"Protecting the health and safety of Nebraska's animals is of the utmost importance in the state," said Dr. Dennis Hughes, state veterinarian. "Vesicular stomatitis resembles Foot-and-Mouth Disease in the early stages, and I ask that all producers continue to be vigilant in importing animals into Nebraska."
Vesicular stomatitis is a viral disease characterized by fever and the formation of vesicles (blisters) in the mouth, nostrils, hooves and teats. When the blisters break, there is usually salivation, nasal discharge and anorexia. In three to four days, the animal will recover. Vesicular stomatitis primarily affects horses, cattle, and swine and occasionally affects sheep and goats.
The order is in addition to the requirements found in the current Animal Importation Regulations (Title 23 NAC, Chapter 2). The NDA Order states:

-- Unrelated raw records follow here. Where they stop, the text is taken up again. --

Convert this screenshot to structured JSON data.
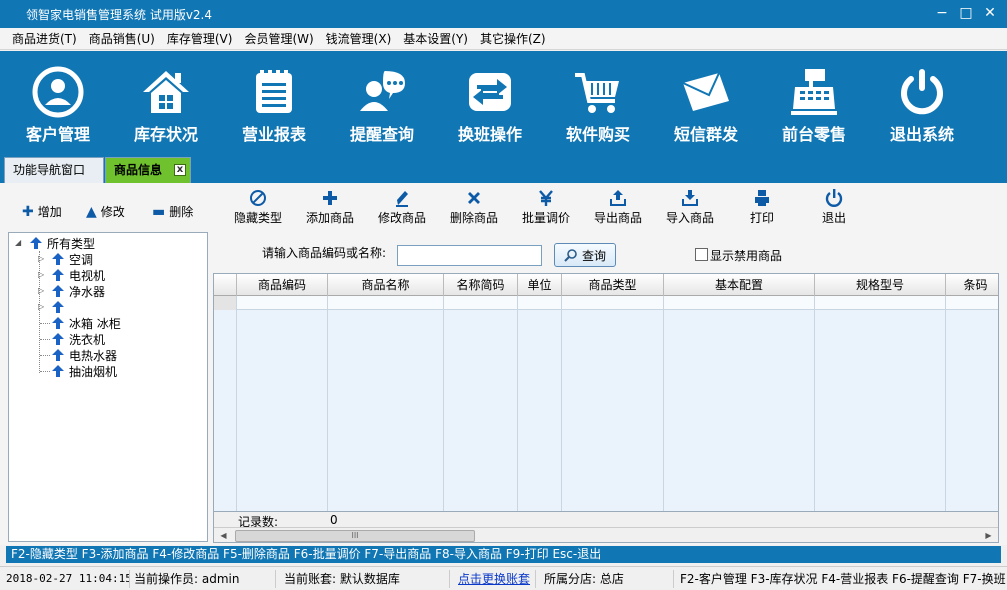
{
  "window": {
    "title": "领智家电销售管理系统 试用版v2.4"
  },
  "menu": [
    "商品进货(T)",
    "商品销售(U)",
    "库存管理(V)",
    "会员管理(W)",
    "钱流管理(X)",
    "基本设置(Y)",
    "其它操作(Z)"
  ],
  "bigbar": [
    {
      "label": "客户管理",
      "icon": "user-icon"
    },
    {
      "label": "库存状况",
      "icon": "house-icon"
    },
    {
      "label": "营业报表",
      "icon": "report-icon"
    },
    {
      "label": "提醒查询",
      "icon": "reminder-icon"
    },
    {
      "label": "换班操作",
      "icon": "shift-icon"
    },
    {
      "label": "软件购买",
      "icon": "cart-icon"
    },
    {
      "label": "短信群发",
      "icon": "mail-icon"
    },
    {
      "label": "前台零售",
      "icon": "register-icon"
    },
    {
      "label": "退出系统",
      "icon": "power-icon"
    }
  ],
  "tabs": {
    "nav": "功能导航窗口",
    "active": "商品信息",
    "close": "x"
  },
  "leftbar": {
    "add": "增加",
    "edit": "修改",
    "delete": "删除"
  },
  "tree": {
    "root": "所有类型",
    "children": [
      "空调",
      "电视机",
      "净水器",
      "",
      "冰箱 冰柜",
      "洗衣机",
      "电热水器",
      "抽油烟机"
    ]
  },
  "toolbar": [
    {
      "label": "隐藏类型",
      "glyph": "⊘"
    },
    {
      "label": "添加商品",
      "glyph": "+"
    },
    {
      "label": "修改商品",
      "glyph": "✎"
    },
    {
      "label": "删除商品",
      "glyph": "✖"
    },
    {
      "label": "批量调价",
      "glyph": "¥"
    },
    {
      "label": "导出商品",
      "glyph": "⇧"
    },
    {
      "label": "导入商品",
      "glyph": "⇩"
    },
    {
      "label": "打印",
      "glyph": "🖶"
    },
    {
      "label": "退出",
      "glyph": "⏻"
    }
  ],
  "search": {
    "label": "请输入商品编码或名称:",
    "value": "",
    "button": "查询",
    "checkbox_label": "显示禁用商品",
    "checkbox_checked": false
  },
  "grid": {
    "columns": [
      "商品编码",
      "商品名称",
      "名称简码",
      "单位",
      "商品类型",
      "基本配置",
      "规格型号",
      "条码"
    ],
    "footer_label": "记录数:",
    "footer_value": "0",
    "scroll_thumb": "III"
  },
  "shortcuts": "F2-隐藏类型 F3-添加商品 F4-修改商品 F5-删除商品 F6-批量调价 F7-导出商品 F8-导入商品 F9-打印 Esc-退出",
  "status": {
    "datetime": "2018-02-27 11:04:15",
    "operator": "当前操作员: admin",
    "account": "当前账套: 默认数据库",
    "switch_link": "点击更换账套",
    "branch": "所属分店: 总店",
    "keys": "F2-客户管理 F3-库存状况 F4-营业报表 F6-提醒查询 F7-换班"
  },
  "colors": {
    "brand_blue": "#1076b4",
    "tab_active": "#6fc12d",
    "grid_bg": "#eaf3fb"
  }
}
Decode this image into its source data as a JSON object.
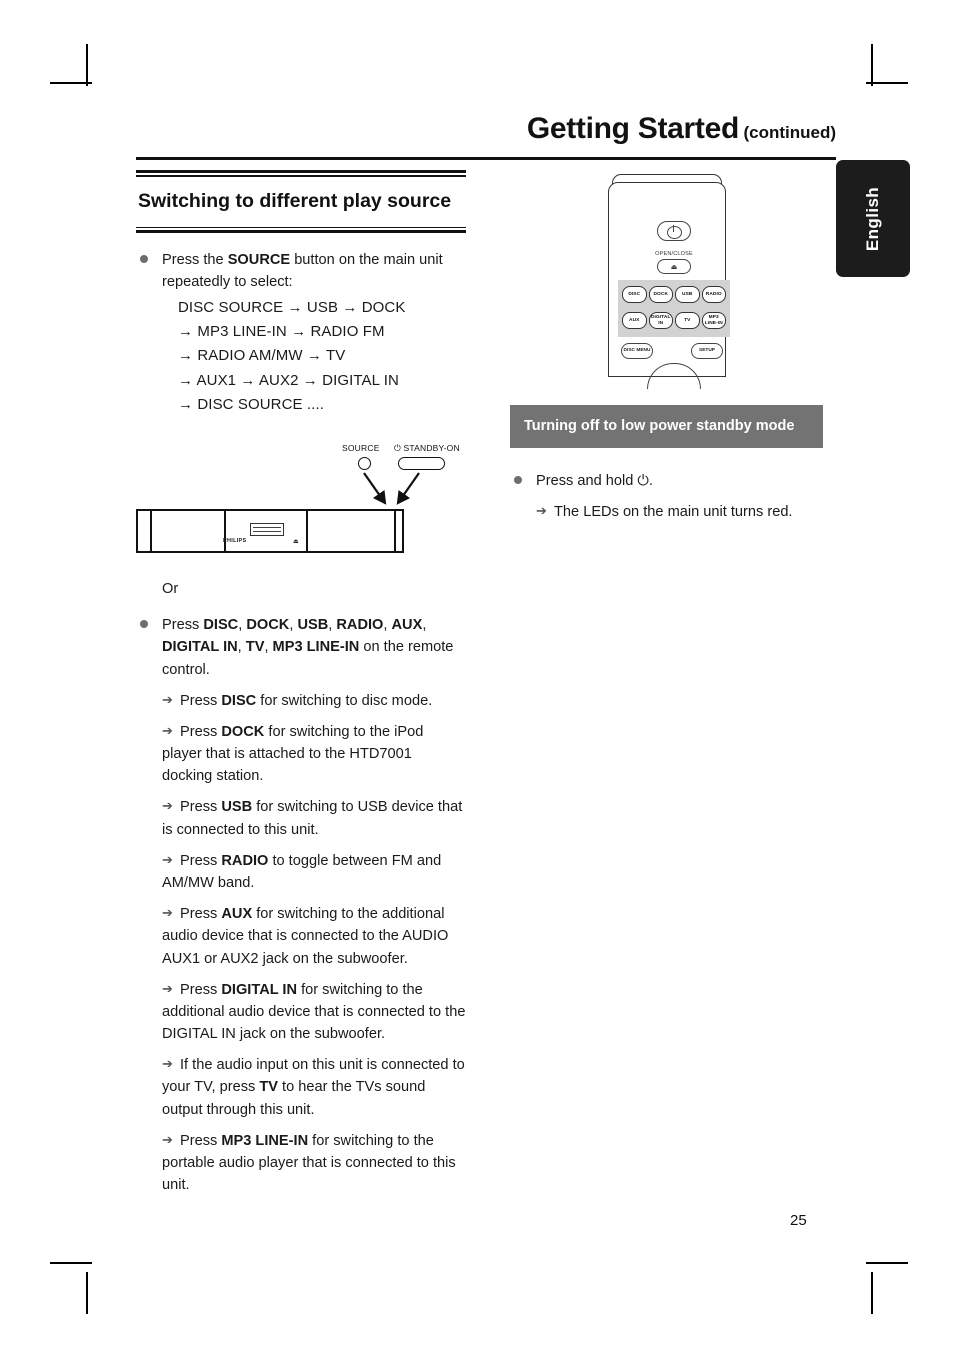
{
  "header": {
    "title": "Getting Started",
    "continued": "(continued)"
  },
  "language_tab": {
    "label": "English"
  },
  "left_column": {
    "section_heading": "Switching to different play source",
    "source_instruction_pre": "Press the ",
    "source_instruction_bold": "SOURCE",
    "source_instruction_post": " button on the main unit repeatedly to select:",
    "source_sequence": [
      "DISC SOURCE → USB → DOCK",
      "→ MP3 LINE-IN → RADIO FM",
      "→ RADIO AM/MW → TV",
      "→ AUX1 → AUX2 → DIGITAL IN",
      "→ DISC SOURCE ...."
    ],
    "unit_figure": {
      "source_label": "SOURCE",
      "standby_label": "⏻ STANDBY-ON",
      "brand": "PHILIPS",
      "eject_mark": "⏏"
    },
    "or_text": "Or",
    "remote_intro": {
      "pre": "Press ",
      "keys": [
        "DISC",
        "DOCK",
        "USB",
        "RADIO",
        "AUX",
        "DIGITAL IN",
        "TV",
        "MP3 LINE-IN"
      ],
      "post": " on the remote control."
    },
    "arrow_items": [
      {
        "pre": "Press ",
        "key": "DISC",
        "post": " for switching to disc mode."
      },
      {
        "pre": "Press ",
        "key": "DOCK",
        "post": " for switching to the iPod player that is attached to the HTD7001 docking station."
      },
      {
        "pre": "Press ",
        "key": "USB",
        "post": " for switching to USB device that is connected to this unit."
      },
      {
        "pre": "Press ",
        "key": "RADIO",
        "post": " to toggle between FM and AM/MW band."
      },
      {
        "pre": "Press ",
        "key": "AUX",
        "post": " for switching to the additional audio device that is connected to the AUDIO AUX1 or AUX2 jack on the subwoofer."
      },
      {
        "pre": "Press ",
        "key": "DIGITAL IN",
        "post": " for switching to the additional audio device that is connected to the DIGITAL IN jack on the subwoofer."
      },
      {
        "pre": "If the audio input on this unit is connected to your TV, press ",
        "key": "TV",
        "post": " to hear the TVs sound output through this unit."
      },
      {
        "pre": "Press ",
        "key": "MP3 LINE-IN",
        "post": " for switching to the portable audio player that is connected to this unit."
      }
    ]
  },
  "right_column": {
    "remote_figure": {
      "open_close_label": "OPEN/CLOSE",
      "eject_glyph": "⏏",
      "source_keys_row1": [
        "DISC",
        "DOCK",
        "USB",
        "RADIO"
      ],
      "source_keys_row2": [
        "AUX",
        "DIGITAL IN",
        "TV",
        "MP3 LINE-IN"
      ],
      "disc_menu_label": "DISC MENU",
      "setup_label": "SETUP"
    },
    "callout_heading": "Turning off to low power standby mode",
    "standby_instruction_pre": "Press and hold ",
    "standby_instruction_icon": "⏻",
    "standby_instruction_post": ".",
    "standby_result": "The LEDs on the main unit turns red."
  },
  "footer": {
    "page_number": "25"
  },
  "colors": {
    "callout_background": "#737373",
    "tab_background": "#1c1c1c",
    "bullet": "#6e6e6e",
    "remote_panel": "#d2d2d2"
  }
}
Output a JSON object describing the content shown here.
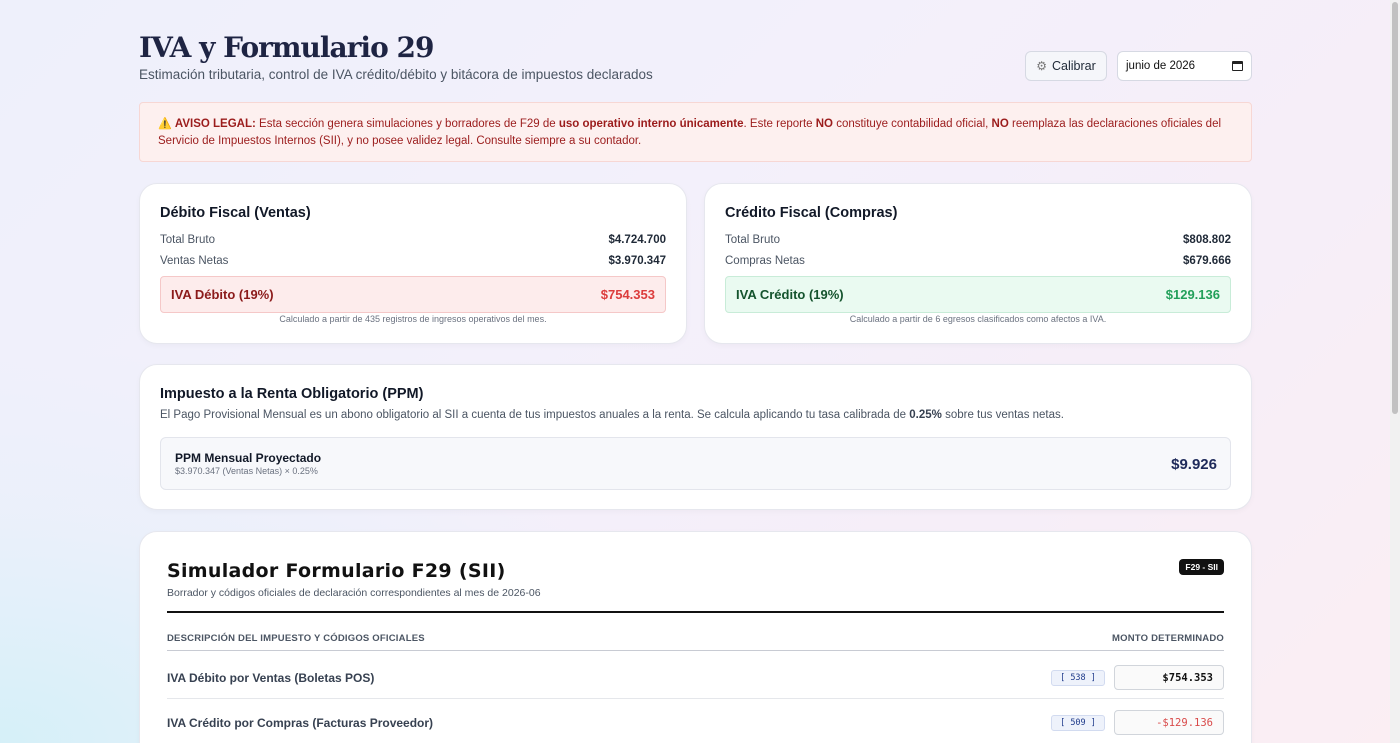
{
  "header": {
    "title": "IVA y Formulario 29",
    "subtitle": "Estimación tributaria, control de IVA crédito/débito y bitácora de impuestos declarados",
    "calibrate_label": "Calibrar",
    "month_value": "junio de 2026"
  },
  "legal": {
    "label": "AVISO LEGAL:",
    "t1": " Esta sección genera simulaciones y borradores de F29 de ",
    "b1": "uso operativo interno únicamente",
    "t2": ". Este reporte ",
    "b2": "NO",
    "t3": " constituye contabilidad oficial, ",
    "b3": "NO",
    "t4": " reemplaza las declaraciones oficiales del Servicio de Impuestos Internos (SII), y no posee validez legal. Consulte siempre a su contador."
  },
  "debit": {
    "title": "Débito Fiscal (Ventas)",
    "gross_label": "Total Bruto",
    "gross_value": "$4.724.700",
    "net_label": "Ventas Netas",
    "net_value": "$3.970.347",
    "iva_label": "IVA Débito (19%)",
    "iva_value": "$754.353",
    "note": "Calculado a partir de 435 registros de ingresos operativos del mes."
  },
  "credit": {
    "title": "Crédito Fiscal (Compras)",
    "gross_label": "Total Bruto",
    "gross_value": "$808.802",
    "net_label": "Compras Netas",
    "net_value": "$679.666",
    "iva_label": "IVA Crédito (19%)",
    "iva_value": "$129.136",
    "note": "Calculado a partir de 6 egresos clasificados como afectos a IVA."
  },
  "ppm": {
    "title": "Impuesto a la Renta Obligatorio (PPM)",
    "desc_pre": "El Pago Provisional Mensual es un abono obligatorio al SII a cuenta de tus impuestos anuales a la renta. Se calcula aplicando tu tasa calibrada de ",
    "desc_rate": "0.25%",
    "desc_post": " sobre tus ventas netas.",
    "box_label": "PPM Mensual Proyectado",
    "formula": "$3.970.347 (Ventas Netas) × 0.25%",
    "amount": "$9.926"
  },
  "f29": {
    "title": "Simulador Formulario F29 (SII)",
    "subtitle": "Borrador y códigos oficiales de declaración correspondientes al mes de 2026-06",
    "badge": "F29 - SII",
    "col_desc": "DESCRIPCIÓN DEL IMPUESTO Y CÓDIGOS OFICIALES",
    "col_amount": "MONTO DETERMINADO",
    "rows": [
      {
        "desc": "IVA Débito por Ventas (Boletas POS)",
        "code": "[ 538 ]",
        "amount": "$754.353"
      },
      {
        "desc": "IVA Crédito por Compras (Facturas Proveedor)",
        "code": "[ 509 ]",
        "amount": "-$129.136"
      }
    ]
  }
}
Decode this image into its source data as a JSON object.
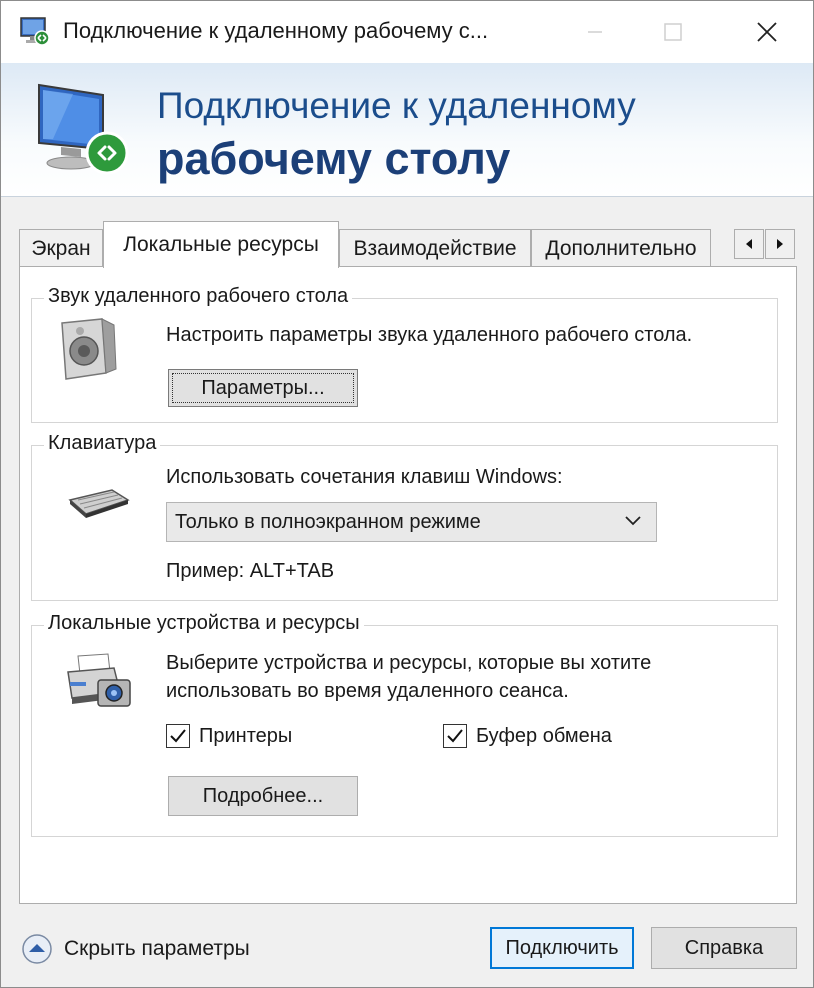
{
  "window": {
    "title": "Подключение к удаленному рабочему с..."
  },
  "banner": {
    "line1": "Подключение к удаленному",
    "line2": "рабочему столу"
  },
  "tabs": [
    {
      "label": "Экран",
      "active": false
    },
    {
      "label": "Локальные ресурсы",
      "active": true
    },
    {
      "label": "Взаимодействие",
      "active": false
    },
    {
      "label": "Дополнительно",
      "active": false
    }
  ],
  "sound": {
    "title": "Звук удаленного рабочего стола",
    "description": "Настроить параметры звука удаленного рабочего стола.",
    "button": "Параметры..."
  },
  "keyboard": {
    "title": "Клавиатура",
    "description": "Использовать сочетания клавиш Windows:",
    "selected": "Только в полноэкранном режиме",
    "example": "Пример: ALT+TAB"
  },
  "devices": {
    "title": "Локальные устройства и ресурсы",
    "description_line1": "Выберите устройства и ресурсы, которые вы хотите",
    "description_line2": "использовать во время удаленного сеанса.",
    "printers_label": "Принтеры",
    "printers_checked": true,
    "clipboard_label": "Буфер обмена",
    "clipboard_checked": true,
    "more_button": "Подробнее..."
  },
  "footer": {
    "hide_options": "Скрыть параметры",
    "connect": "Подключить",
    "help": "Справка"
  },
  "colors": {
    "accent": "#0078d7",
    "banner_text": "#1b4d8c"
  }
}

--All imports of: Equine (including horses, donkeys, mules, etc.), bovine (including cattle, bison, etc.), sheep, goats, swine, cervidae (including elk, deer, etc.) and camilids (including camels, llama, alpaca, etc.) from any state which has had a confirmed vesicular stomatitis positive animal, shall obtain a pre-entry permit prior to import into Nebraska, and this permit number shall be listed on the Certificate of Veterinary Inspection (CVI); and
--The following statement shall be written on the CVI by the issuing veterinarian: "The animals represented on this CVI have not originated from a premises or area under quarantine for vesicular stomatitis or a premises on which vesicular stomatitis has been diagnosed in the last 30 days. I have examined the animals and found no signs of vesicular stomatitis."
Those with questions in regard to the importation order should contact NDA's Bureau of Animal Industry by calling 800-572-2437.